Their first son was born in 1928 and, upon Malcolm's obtaining a post on the Manchester Guardian, they returned to England in 1930 only to leave for the Soviet Union in September 1932. This last flirtation with Utopianism proved to be pivotal for both of them. On leaving England Kitty symbolically threw away her evening dress as did Malcolm his dinner suit. Eight months later he effectively threw away much of his earning potential in the left-wing dominated literary world by writing his courageous articles denouncing Stalin's collectivisation in Ukraine.
In the spring he joined Kitty in Switzerland where she had gone the previous December to have their second son. There followed long periods of separation as Kitty kept their growing family together (a daughter was born in 1934 and another son in 1936) while her husband worked in India on the Calcutta Statesman. After a brief period together in Whatlington, in Sussex, he once more went overseas to serve as a member of the Intelligence Corps during the Second World War.
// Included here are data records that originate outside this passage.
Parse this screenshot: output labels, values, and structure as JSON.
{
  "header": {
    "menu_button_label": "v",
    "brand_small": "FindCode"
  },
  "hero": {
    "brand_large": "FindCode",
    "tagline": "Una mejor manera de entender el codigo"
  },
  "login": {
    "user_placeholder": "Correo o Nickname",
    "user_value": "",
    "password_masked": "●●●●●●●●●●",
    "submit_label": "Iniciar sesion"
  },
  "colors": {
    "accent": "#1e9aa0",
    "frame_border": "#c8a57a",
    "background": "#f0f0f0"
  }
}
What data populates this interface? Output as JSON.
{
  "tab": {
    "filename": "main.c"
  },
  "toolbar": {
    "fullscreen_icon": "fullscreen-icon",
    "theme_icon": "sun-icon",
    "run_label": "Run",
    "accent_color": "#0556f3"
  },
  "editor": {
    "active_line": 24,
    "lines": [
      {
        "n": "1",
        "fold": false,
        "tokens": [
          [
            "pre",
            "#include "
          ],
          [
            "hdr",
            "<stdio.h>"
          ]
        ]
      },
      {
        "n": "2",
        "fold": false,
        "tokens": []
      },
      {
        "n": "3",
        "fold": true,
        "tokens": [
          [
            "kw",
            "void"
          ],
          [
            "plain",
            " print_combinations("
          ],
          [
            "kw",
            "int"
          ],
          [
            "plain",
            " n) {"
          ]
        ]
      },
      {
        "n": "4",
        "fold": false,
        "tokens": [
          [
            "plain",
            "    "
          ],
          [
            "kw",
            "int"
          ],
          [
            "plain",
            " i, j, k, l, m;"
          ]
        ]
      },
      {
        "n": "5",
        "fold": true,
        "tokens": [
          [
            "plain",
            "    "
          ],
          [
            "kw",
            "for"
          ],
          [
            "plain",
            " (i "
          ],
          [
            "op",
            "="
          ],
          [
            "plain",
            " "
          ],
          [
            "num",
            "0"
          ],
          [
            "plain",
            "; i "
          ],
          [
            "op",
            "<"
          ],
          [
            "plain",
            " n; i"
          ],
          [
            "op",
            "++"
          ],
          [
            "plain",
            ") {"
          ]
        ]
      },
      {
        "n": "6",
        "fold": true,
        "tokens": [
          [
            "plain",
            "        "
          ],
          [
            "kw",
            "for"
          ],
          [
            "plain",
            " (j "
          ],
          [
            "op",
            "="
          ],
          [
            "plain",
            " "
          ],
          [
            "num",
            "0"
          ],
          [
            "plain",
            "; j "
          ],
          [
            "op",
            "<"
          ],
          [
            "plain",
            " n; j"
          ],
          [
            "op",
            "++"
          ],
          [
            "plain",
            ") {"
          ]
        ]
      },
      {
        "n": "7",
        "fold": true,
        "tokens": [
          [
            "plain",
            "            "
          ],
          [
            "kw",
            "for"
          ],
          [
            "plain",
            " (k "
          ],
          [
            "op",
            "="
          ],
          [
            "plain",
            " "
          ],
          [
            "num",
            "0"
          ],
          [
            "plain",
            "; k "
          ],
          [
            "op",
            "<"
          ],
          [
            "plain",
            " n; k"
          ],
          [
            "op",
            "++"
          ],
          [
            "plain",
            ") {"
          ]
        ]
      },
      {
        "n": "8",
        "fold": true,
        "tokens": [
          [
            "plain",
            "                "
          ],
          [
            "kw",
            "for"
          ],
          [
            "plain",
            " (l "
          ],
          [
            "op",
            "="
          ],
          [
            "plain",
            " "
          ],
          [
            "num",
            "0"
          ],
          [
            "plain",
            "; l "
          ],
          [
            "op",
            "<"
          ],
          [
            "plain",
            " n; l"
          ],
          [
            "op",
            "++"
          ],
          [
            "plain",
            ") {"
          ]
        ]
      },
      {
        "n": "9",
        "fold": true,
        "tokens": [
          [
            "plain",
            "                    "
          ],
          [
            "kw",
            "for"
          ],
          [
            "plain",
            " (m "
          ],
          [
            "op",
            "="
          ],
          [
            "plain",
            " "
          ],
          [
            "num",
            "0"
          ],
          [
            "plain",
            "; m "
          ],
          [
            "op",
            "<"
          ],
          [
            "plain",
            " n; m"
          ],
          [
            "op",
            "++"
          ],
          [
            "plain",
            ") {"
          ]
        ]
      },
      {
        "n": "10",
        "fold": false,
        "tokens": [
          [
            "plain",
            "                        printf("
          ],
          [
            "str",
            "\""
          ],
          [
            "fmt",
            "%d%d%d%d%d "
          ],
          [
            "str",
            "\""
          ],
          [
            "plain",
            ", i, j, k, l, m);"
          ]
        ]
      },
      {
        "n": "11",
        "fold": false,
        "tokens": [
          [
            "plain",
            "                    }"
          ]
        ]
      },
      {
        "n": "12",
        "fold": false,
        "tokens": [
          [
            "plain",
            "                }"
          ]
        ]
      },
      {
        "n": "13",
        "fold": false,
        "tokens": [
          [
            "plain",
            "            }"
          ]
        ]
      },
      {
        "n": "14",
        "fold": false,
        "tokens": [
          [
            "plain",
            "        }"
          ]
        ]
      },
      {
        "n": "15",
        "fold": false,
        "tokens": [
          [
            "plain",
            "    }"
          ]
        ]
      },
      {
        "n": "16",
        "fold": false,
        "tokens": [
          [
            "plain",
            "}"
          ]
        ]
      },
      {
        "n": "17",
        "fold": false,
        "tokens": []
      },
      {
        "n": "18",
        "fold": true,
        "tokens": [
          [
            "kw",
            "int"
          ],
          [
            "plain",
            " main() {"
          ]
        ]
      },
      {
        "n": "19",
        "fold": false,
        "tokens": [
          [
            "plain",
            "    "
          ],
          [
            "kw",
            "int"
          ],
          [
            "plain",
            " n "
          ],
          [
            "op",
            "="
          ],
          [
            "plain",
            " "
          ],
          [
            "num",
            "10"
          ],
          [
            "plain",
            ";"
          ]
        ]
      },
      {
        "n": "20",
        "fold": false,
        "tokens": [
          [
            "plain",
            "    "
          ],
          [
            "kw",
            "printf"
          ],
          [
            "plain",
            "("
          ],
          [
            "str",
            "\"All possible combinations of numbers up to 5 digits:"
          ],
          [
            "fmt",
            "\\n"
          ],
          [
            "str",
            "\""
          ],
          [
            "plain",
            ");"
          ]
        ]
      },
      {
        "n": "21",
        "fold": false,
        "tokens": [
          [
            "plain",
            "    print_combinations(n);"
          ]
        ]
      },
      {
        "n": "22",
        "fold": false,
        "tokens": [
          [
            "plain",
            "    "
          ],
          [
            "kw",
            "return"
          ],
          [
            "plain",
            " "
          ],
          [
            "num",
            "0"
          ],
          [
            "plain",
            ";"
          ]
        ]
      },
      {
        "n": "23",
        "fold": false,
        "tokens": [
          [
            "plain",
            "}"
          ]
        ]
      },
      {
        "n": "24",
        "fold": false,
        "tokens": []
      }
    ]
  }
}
Over the next two decades Kitty continued to keep home fires burning alternately in Sussex and London as Malcolm's fame increased due to his editorship of Punch and immense exposure on radio and television as a brilliant commentator and controversialist. This brought many brick-bats down upon their heads, the most notable and contemptible instance being the row that followed a much misquoted article on the monarchy. At this time they received excrement and razor blades through the post, plus a triumphant note proclaiming 'One Muggeridge less' after the tragic death of their youngest son in a skiing accident.
Throughout this period the Muggeridges' mutual dissatisfaction with political solutions solidified into a deep spiritual awareness and insight. Malcolm's television documentary and book Something Beautiful for God was complemented by Kitty's essay on Mother Teresa in the book Bright Legacy (1983). Earlier, in 1981, she had produced the first English translation of Jean-Pierre De Caussade's Self-Abandonment to Divine Providence. This was followed by a further volume, Spiritual Letters of Jean-Pierre De Caussade (1986). Other books were a translation of The Fables of La Fontaine (1973), Beatrice Webb: a life (1967, with Ruth Adam), and Gazing on Truth (1985).
In 1982 Kitty and Malcolm Muggeridge were received into the Roman Catholic church by Father Paul Bidone, whose work with handicapped children in Sussex had earned their support. This no doubt happy and much-publicised event did tend to obscure the intensity and depth of their long-held Christian beliefs, its being naturally interpreted as a Damascus Road reversal. Their conversion should, perhaps, be seen more as a protest against the arrogance, cruelty and collectivisation of modern man playing God rather than as an uncritical endorsement of organised religion.
The courage for which Kitty Muggeridge was known throughout her life was not weakened by the advances of old age and death about which she wrote:
Seeing the world through dimming eyes we see ever more clearly the ravishing beauty of God's creation. If, when we reach the end, we have learnt to live in the spirit - we shall meet death with hope, crying out like Bunyan's pilgrim, 'Welcome Life.'